Return each line in the records below that includes "date".

Top of Material provided

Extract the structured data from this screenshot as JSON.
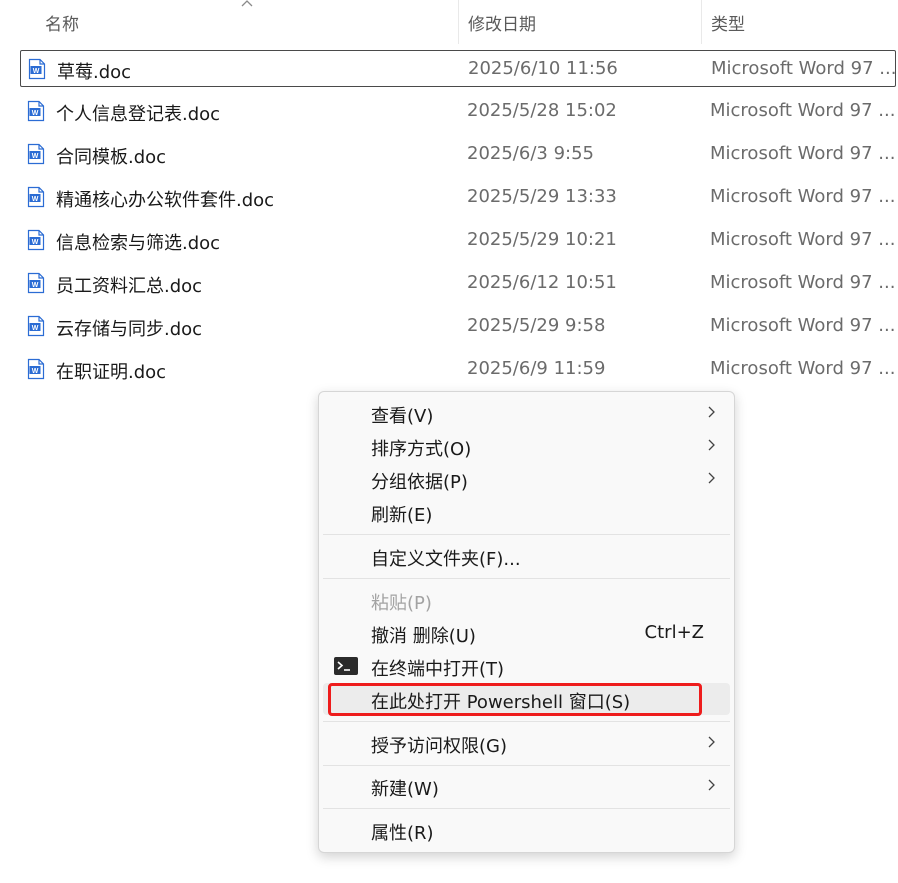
{
  "columns": {
    "name": "名称",
    "date": "修改日期",
    "type": "类型"
  },
  "files": [
    {
      "name": "草莓.doc",
      "date": "2025/6/10 11:56",
      "type": "Microsoft Word 97 ...",
      "icon": "word-doc-icon",
      "selected": true
    },
    {
      "name": "个人信息登记表.doc",
      "date": "2025/5/28 15:02",
      "type": "Microsoft Word 97 ...",
      "icon": "word-doc-icon"
    },
    {
      "name": "合同模板.doc",
      "date": "2025/6/3 9:55",
      "type": "Microsoft Word 97 ...",
      "icon": "word-doc-icon"
    },
    {
      "name": "精通核心办公软件套件.doc",
      "date": "2025/5/29 13:33",
      "type": "Microsoft Word 97 ...",
      "icon": "word-doc-icon"
    },
    {
      "name": "信息检索与筛选.doc",
      "date": "2025/5/29 10:21",
      "type": "Microsoft Word 97 ...",
      "icon": "word-doc-icon"
    },
    {
      "name": "员工资料汇总.doc",
      "date": "2025/6/12 10:51",
      "type": "Microsoft Word 97 ...",
      "icon": "word-doc-icon"
    },
    {
      "name": "云存储与同步.doc",
      "date": "2025/5/29 9:58",
      "type": "Microsoft Word 97 ...",
      "icon": "word-doc-icon"
    },
    {
      "name": "在职证明.doc",
      "date": "2025/6/9 11:59",
      "type": "Microsoft Word 97 ...",
      "icon": "word-doc-icon"
    }
  ],
  "context_menu": {
    "view": "查看(V)",
    "sort_by": "排序方式(O)",
    "group_by": "分组依据(P)",
    "refresh": "刷新(E)",
    "customize_folder": "自定义文件夹(F)...",
    "paste": "粘贴(P)",
    "undo_delete": "撤消 删除(U)",
    "undo_shortcut": "Ctrl+Z",
    "open_terminal": "在终端中打开(T)",
    "open_powershell": "在此处打开 Powershell 窗口(S)",
    "grant_access": "授予访问权限(G)",
    "new": "新建(W)",
    "properties": "属性(R)"
  },
  "colors": {
    "highlight_border": "#ee1c1c",
    "word_blue": "#2b6cd4",
    "menu_bg": "#f9f9f9",
    "selection_border": "#4a4a4a"
  }
}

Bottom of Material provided

* Written answer:
    "date": "修改日期",
      "date": "2025/6/10 11:56",
      "date": "2025/5/28 15:02",
      "date": "2025/6/3 9:55",
      "date": "2025/5/29 13:33",
      "date": "2025/5/29 10:21",
      "date": "2025/6/12 10:51",
      "date": "2025/5/29 9:58",
      "date": "2025/6/9 11:59",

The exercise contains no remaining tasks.